[Records excerpted from a collection]
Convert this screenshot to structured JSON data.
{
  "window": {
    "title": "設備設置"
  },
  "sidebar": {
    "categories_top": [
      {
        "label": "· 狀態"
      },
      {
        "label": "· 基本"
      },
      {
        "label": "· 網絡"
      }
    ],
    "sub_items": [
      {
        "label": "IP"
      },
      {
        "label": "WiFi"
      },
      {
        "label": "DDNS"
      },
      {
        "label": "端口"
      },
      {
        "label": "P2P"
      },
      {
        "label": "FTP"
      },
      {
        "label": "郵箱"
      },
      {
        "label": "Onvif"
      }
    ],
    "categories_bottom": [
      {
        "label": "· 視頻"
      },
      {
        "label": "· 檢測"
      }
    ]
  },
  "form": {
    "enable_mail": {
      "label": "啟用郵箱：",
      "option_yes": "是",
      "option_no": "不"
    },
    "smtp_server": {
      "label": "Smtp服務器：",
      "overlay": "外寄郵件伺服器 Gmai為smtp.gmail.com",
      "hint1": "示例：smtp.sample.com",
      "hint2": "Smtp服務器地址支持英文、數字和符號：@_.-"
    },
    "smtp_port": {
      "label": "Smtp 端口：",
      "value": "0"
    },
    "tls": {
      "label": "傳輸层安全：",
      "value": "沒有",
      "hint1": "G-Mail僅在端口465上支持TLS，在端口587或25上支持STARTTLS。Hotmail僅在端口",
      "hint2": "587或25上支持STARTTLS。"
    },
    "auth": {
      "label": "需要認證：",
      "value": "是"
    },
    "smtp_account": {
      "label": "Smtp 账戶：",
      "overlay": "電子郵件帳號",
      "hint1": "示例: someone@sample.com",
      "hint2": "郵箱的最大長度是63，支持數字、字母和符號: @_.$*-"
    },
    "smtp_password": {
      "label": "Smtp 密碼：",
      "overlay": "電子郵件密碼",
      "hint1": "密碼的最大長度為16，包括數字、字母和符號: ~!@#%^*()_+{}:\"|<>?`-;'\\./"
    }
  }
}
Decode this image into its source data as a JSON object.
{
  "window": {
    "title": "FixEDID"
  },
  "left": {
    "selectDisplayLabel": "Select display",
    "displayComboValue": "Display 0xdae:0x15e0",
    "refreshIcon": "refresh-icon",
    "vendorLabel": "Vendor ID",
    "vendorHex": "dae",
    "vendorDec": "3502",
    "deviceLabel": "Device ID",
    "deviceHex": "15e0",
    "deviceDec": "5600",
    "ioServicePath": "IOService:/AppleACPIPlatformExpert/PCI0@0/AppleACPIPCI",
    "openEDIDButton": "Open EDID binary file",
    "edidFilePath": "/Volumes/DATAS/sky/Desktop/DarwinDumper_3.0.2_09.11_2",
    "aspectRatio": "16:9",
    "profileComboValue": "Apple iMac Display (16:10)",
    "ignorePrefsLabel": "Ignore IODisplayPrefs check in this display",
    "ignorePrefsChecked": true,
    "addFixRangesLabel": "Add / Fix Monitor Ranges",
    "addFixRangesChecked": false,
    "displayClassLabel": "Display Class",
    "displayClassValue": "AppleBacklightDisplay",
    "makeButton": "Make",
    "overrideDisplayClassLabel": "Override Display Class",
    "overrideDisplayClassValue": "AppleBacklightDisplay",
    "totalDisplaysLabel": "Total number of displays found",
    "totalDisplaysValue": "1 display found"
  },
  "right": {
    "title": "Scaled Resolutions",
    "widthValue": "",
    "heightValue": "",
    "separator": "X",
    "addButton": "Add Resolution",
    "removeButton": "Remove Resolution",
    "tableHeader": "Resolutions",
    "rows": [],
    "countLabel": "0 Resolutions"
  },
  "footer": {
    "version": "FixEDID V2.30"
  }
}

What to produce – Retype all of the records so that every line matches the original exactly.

Solved exercise –
Convert this screenshot to structured JSON data.
{
  "window": {
    "title": "設備設置"
  },
  "sidebar": {
    "categories_top": [
      {
        "label": "· 狀態"
      },
      {
        "label": "· 基本"
      },
      {
        "label": "· 網絡"
      }
    ],
    "sub_items": [
      {
        "label": "IP"
      },
      {
        "label": "WiFi"
      },
      {
        "label": "DDNS"
      },
      {
        "label": "端口"
      },
      {
        "label": "P2P"
      },
      {
        "label": "FTP"
      },
      {
        "label": "郵箱"
      },
      {
        "label": "Onvif"
      }
    ],
    "categories_bottom": [
      {
        "label": "· 視頻"
      },
      {
        "label": "· 檢測"
      }
    ]
  },
  "form": {
    "enable_mail": {
      "label": "啟用郵箱：",
      "option_yes": "是",
      "option_no": "不"
    },
    "smtp_server": {
      "label": "Smtp服務器：",
      "overlay": "外寄郵件伺服器 Gmai為smtp.gmail.com",
      "hint1": "示例：smtp.sample.com",
      "hint2": "Smtp服務器地址支持英文、數字和符號：@_.-"
    },
    "smtp_port": {
      "label": "Smtp 端口：",
      "value": "0"
    },
    "tls": {
      "label": "傳輸层安全：",
      "value": "沒有",
      "hint1": "G-Mail僅在端口465上支持TLS，在端口587或25上支持STARTTLS。Hotmail僅在端口",
      "hint2": "587或25上支持STARTTLS。"
    },
    "auth": {
      "label": "需要認證：",
      "value": "是"
    },
    "smtp_account": {
      "label": "Smtp 账戶：",
      "overlay": "電子郵件帳號",
      "hint1": "示例: someone@sample.com",
      "hint2": "郵箱的最大長度是63，支持數字、字母和符號: @_.$*-"
    },
    "smtp_password": {
      "label": "Smtp 密碼：",
      "overlay": "電子郵件密碼",
      "hint1": "密碼的最大長度為16，包括數字、字母和符號: ~!@#%^*()_+{}:\"|<>?`-;'\\./"
    }
  }
}
Decode this image into its source data as a JSON object.
{
  "window": {
    "title": "FixEDID"
  },
  "left": {
    "selectDisplayLabel": "Select display",
    "displayComboValue": "Display 0xdae:0x15e0",
    "refreshIcon": "refresh-icon",
    "vendorLabel": "Vendor ID",
    "vendorHex": "dae",
    "vendorDec": "3502",
    "deviceLabel": "Device ID",
    "deviceHex": "15e0",
    "deviceDec": "5600",
    "ioServicePath": "IOService:/AppleACPIPlatformExpert/PCI0@0/AppleACPIPCI",
    "openEDIDButton": "Open EDID binary file",
    "edidFilePath": "/Volumes/DATAS/sky/Desktop/DarwinDumper_3.0.2_09.11_2",
    "aspectRatio": "16:9",
    "profileComboValue": "Apple iMac Display (16:10)",
    "ignorePrefsLabel": "Ignore IODisplayPrefs check in this display",
    "ignorePrefsChecked": true,
    "addFixRangesLabel": "Add / Fix Monitor Ranges",
    "addFixRangesChecked": false,
    "displayClassLabel": "Display Class",
    "displayClassValue": "AppleBacklightDisplay",
    "makeButton": "Make",
    "overrideDisplayClassLabel": "Override Display Class",
    "overrideDisplayClassValue": "AppleBacklightDisplay",
    "totalDisplaysLabel": "Total number of displays found",
    "totalDisplaysValue": "1 display found"
  },
  "right": {
    "title": "Scaled Resolutions",
    "widthValue": "",
    "heightValue": "",
    "separator": "X",
    "addButton": "Add Resolution",
    "removeButton": "Remove Resolution",
    "tableHeader": "Resolutions",
    "rows": [],
    "countLabel": "0 Resolutions"
  },
  "footer": {
    "version": "FixEDID V2.30"
  }
}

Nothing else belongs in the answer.